§ **What is required**:
Check every line of the records below for the string "object" and copy the ones that have it.

Data about app and page elements:
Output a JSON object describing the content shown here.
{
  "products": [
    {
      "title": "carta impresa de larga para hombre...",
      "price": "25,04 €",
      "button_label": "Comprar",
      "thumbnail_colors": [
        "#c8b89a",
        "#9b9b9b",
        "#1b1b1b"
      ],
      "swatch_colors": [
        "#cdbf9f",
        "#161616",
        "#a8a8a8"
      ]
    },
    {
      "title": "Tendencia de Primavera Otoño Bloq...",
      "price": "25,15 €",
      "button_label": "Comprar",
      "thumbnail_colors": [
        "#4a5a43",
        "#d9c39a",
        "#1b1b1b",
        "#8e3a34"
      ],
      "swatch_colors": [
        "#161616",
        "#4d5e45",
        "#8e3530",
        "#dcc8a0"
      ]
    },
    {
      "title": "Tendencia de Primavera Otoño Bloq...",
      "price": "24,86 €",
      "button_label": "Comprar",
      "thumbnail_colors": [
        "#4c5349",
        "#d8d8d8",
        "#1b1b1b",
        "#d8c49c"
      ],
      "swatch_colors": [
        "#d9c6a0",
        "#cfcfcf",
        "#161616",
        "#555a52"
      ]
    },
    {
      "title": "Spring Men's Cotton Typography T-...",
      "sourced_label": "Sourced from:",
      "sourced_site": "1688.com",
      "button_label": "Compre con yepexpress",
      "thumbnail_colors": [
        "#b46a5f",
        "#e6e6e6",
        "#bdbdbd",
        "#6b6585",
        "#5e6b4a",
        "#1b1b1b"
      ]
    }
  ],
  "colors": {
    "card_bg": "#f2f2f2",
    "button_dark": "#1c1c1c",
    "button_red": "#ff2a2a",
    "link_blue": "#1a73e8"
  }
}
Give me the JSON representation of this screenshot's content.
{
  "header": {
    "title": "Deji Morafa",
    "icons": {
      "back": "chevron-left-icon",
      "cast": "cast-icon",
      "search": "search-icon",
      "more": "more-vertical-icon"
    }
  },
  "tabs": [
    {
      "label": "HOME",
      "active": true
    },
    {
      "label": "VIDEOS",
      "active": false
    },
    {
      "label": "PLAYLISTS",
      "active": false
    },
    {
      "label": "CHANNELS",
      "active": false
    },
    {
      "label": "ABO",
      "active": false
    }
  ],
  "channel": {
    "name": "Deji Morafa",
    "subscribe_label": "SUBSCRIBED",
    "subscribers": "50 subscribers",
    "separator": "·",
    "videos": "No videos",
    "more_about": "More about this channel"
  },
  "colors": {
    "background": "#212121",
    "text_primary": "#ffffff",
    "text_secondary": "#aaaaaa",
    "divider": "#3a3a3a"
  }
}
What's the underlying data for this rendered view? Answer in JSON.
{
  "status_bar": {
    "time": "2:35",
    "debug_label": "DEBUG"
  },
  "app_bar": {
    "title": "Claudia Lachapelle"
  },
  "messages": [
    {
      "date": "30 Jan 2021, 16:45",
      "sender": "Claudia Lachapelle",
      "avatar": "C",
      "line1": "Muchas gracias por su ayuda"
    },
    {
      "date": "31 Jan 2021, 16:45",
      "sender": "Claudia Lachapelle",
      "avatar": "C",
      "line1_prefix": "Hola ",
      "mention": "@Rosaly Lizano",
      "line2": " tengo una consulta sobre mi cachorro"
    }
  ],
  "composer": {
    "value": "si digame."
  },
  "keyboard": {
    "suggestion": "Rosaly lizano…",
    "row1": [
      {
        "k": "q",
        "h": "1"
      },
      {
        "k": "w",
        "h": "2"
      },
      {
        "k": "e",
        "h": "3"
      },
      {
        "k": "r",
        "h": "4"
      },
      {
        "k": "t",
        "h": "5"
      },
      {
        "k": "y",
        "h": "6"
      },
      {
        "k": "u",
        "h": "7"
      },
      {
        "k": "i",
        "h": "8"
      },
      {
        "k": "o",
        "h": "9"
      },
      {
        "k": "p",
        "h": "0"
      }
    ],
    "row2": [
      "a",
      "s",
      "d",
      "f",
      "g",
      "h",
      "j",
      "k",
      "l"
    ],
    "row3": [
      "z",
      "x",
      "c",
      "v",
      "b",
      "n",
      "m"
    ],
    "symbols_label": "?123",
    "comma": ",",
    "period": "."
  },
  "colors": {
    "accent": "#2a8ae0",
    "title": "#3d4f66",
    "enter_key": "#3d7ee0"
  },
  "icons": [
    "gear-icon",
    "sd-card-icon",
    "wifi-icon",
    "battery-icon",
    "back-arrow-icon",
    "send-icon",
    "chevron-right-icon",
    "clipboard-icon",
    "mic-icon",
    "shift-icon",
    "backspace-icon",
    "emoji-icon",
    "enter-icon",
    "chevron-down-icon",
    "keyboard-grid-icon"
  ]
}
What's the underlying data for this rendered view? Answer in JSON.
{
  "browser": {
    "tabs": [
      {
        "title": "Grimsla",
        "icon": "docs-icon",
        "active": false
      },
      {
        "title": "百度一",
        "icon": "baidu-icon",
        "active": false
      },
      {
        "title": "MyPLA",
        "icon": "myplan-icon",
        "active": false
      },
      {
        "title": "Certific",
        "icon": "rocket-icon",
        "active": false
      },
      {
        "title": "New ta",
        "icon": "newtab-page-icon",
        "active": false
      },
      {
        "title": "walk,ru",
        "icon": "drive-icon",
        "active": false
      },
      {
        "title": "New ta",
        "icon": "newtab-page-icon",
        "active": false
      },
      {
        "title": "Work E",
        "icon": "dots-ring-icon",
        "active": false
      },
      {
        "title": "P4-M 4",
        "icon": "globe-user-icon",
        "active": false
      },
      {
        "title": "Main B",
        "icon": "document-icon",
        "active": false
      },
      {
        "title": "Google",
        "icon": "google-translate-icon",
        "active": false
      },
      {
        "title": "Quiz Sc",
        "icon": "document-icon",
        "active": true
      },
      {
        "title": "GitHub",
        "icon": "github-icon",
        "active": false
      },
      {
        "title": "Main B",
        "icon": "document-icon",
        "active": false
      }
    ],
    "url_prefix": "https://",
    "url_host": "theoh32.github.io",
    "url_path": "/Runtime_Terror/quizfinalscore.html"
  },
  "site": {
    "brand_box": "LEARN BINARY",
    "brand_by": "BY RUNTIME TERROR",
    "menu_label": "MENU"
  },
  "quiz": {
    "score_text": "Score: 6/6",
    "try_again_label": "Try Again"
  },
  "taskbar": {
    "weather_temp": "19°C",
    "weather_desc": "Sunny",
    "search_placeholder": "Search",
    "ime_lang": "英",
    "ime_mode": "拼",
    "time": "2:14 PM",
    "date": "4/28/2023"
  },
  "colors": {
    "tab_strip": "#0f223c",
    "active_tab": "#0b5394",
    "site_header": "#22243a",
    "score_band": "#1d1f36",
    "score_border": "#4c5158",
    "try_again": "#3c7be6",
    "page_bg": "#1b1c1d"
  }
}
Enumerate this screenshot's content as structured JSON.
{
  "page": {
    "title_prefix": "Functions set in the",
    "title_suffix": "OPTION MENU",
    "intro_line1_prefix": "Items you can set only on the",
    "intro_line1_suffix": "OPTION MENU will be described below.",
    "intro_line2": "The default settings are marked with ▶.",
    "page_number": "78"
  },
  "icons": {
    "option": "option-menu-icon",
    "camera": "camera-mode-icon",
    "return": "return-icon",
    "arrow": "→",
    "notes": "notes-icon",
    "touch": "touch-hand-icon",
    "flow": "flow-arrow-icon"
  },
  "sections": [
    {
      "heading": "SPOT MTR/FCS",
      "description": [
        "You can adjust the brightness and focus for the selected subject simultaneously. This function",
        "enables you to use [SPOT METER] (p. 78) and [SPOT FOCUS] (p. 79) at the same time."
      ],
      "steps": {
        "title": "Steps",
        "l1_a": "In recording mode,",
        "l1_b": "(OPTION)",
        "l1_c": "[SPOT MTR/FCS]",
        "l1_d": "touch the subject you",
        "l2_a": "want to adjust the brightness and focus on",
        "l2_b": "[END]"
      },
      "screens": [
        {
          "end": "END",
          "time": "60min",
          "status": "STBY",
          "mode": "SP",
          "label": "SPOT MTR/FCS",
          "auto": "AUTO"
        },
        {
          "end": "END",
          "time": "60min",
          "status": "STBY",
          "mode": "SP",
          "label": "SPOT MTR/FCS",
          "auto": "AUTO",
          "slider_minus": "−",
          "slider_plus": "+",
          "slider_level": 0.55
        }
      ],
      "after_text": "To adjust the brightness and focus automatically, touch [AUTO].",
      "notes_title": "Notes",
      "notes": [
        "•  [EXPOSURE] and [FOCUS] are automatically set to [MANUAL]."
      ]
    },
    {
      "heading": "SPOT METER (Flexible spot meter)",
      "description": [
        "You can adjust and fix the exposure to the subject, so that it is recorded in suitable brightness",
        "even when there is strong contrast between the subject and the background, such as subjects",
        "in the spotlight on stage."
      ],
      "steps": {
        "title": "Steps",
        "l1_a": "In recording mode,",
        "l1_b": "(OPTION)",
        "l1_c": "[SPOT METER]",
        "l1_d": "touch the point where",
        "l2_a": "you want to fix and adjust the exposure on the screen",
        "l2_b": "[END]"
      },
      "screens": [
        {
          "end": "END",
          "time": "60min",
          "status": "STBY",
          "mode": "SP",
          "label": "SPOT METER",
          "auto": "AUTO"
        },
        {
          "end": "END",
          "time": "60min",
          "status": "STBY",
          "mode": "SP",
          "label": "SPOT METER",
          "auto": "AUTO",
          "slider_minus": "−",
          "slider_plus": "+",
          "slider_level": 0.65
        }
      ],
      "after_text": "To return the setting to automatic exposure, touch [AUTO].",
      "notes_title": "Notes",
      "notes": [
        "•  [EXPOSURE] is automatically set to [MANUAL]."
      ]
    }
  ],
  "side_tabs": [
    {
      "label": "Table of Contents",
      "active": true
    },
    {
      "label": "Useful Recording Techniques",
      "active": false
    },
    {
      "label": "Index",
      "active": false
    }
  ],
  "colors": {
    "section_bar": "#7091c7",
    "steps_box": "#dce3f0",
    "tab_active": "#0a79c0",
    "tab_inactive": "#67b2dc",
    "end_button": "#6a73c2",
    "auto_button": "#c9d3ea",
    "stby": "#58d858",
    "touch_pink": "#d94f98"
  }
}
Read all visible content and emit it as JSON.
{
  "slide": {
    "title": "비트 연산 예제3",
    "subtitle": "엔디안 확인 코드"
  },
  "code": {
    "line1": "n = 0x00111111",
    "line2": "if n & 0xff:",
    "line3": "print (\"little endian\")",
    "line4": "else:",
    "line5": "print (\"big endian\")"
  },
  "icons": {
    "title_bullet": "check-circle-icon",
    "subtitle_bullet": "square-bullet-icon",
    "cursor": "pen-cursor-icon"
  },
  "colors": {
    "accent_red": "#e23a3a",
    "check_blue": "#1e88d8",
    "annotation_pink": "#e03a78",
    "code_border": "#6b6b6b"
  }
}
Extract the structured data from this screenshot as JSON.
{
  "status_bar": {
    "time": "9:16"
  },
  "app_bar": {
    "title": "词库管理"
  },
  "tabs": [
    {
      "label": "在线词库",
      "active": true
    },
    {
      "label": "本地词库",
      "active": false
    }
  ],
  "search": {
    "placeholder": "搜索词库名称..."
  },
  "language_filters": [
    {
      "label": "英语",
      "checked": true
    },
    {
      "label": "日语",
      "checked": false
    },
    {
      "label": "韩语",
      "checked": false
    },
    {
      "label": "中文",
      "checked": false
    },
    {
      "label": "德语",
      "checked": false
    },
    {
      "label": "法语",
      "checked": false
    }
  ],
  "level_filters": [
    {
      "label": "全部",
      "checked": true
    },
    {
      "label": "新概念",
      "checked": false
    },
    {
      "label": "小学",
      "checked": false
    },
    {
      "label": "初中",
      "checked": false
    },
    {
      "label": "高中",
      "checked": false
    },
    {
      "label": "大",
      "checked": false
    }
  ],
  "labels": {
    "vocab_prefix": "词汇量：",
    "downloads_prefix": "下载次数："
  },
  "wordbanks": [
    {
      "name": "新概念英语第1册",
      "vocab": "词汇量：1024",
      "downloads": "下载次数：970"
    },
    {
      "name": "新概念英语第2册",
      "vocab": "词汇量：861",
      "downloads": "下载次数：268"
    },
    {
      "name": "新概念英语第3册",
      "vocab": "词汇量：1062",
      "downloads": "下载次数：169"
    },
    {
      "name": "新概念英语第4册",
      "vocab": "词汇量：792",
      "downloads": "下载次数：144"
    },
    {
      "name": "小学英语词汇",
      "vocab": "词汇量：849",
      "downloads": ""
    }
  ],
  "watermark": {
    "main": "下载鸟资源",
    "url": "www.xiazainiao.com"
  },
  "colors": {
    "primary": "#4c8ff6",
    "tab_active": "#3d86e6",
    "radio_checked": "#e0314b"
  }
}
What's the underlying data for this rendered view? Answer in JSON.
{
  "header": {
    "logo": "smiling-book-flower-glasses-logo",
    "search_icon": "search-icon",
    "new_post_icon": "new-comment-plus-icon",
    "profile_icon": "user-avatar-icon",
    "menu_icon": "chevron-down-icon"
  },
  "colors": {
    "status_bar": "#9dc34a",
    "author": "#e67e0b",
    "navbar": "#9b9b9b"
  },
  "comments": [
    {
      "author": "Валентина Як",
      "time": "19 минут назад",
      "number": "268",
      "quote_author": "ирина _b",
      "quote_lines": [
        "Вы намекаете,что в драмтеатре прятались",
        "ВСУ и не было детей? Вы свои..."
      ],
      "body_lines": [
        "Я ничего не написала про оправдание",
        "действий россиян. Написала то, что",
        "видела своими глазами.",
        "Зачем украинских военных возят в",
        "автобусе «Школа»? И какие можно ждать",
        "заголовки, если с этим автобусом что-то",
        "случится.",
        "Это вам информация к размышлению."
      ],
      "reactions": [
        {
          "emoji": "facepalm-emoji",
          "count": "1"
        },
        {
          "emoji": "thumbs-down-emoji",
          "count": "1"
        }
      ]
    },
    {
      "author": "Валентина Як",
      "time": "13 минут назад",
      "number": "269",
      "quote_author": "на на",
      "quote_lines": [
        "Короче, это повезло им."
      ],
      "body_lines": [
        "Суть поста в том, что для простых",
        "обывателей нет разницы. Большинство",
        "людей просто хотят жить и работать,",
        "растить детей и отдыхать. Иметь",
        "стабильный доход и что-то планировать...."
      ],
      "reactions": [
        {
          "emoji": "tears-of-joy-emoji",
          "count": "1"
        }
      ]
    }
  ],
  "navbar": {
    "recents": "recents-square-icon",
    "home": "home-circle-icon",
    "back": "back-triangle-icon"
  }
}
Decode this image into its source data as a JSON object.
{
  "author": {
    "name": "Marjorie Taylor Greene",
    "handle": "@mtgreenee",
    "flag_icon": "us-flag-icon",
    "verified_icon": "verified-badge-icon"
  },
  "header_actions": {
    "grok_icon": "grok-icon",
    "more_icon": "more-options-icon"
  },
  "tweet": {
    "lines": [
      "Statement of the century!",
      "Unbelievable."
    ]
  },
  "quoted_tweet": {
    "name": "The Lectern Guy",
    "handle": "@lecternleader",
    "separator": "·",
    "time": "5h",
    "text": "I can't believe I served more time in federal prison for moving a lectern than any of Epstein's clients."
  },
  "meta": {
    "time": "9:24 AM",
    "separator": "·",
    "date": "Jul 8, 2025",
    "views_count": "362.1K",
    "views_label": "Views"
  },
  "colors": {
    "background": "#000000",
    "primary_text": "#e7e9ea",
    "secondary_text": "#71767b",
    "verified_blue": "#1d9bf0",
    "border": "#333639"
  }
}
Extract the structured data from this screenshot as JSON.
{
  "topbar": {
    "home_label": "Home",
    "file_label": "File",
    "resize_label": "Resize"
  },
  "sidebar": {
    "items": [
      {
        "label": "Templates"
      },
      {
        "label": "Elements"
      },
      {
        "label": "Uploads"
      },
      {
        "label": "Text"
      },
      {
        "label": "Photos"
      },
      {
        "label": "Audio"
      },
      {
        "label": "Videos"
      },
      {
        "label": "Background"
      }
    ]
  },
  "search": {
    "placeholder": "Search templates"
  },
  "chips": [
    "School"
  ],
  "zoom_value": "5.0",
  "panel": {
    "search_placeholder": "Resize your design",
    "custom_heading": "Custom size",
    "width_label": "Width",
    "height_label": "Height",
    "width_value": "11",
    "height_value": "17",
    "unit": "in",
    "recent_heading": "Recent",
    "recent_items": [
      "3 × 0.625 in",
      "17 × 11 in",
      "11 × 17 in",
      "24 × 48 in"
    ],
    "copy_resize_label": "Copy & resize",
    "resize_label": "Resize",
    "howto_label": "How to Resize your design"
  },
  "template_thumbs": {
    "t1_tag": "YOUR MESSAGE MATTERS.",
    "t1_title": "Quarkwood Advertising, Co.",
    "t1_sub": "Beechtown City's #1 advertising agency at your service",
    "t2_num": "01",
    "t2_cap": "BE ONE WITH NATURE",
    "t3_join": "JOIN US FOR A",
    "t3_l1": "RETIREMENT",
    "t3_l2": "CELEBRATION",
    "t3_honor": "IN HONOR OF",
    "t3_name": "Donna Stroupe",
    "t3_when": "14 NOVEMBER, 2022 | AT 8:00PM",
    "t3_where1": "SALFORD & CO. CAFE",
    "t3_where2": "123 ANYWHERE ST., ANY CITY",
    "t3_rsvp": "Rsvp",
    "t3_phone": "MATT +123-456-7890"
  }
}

§ **Solution**:
Output a JSON object describing the content shown here.
Decode this image into its source data as a JSON object.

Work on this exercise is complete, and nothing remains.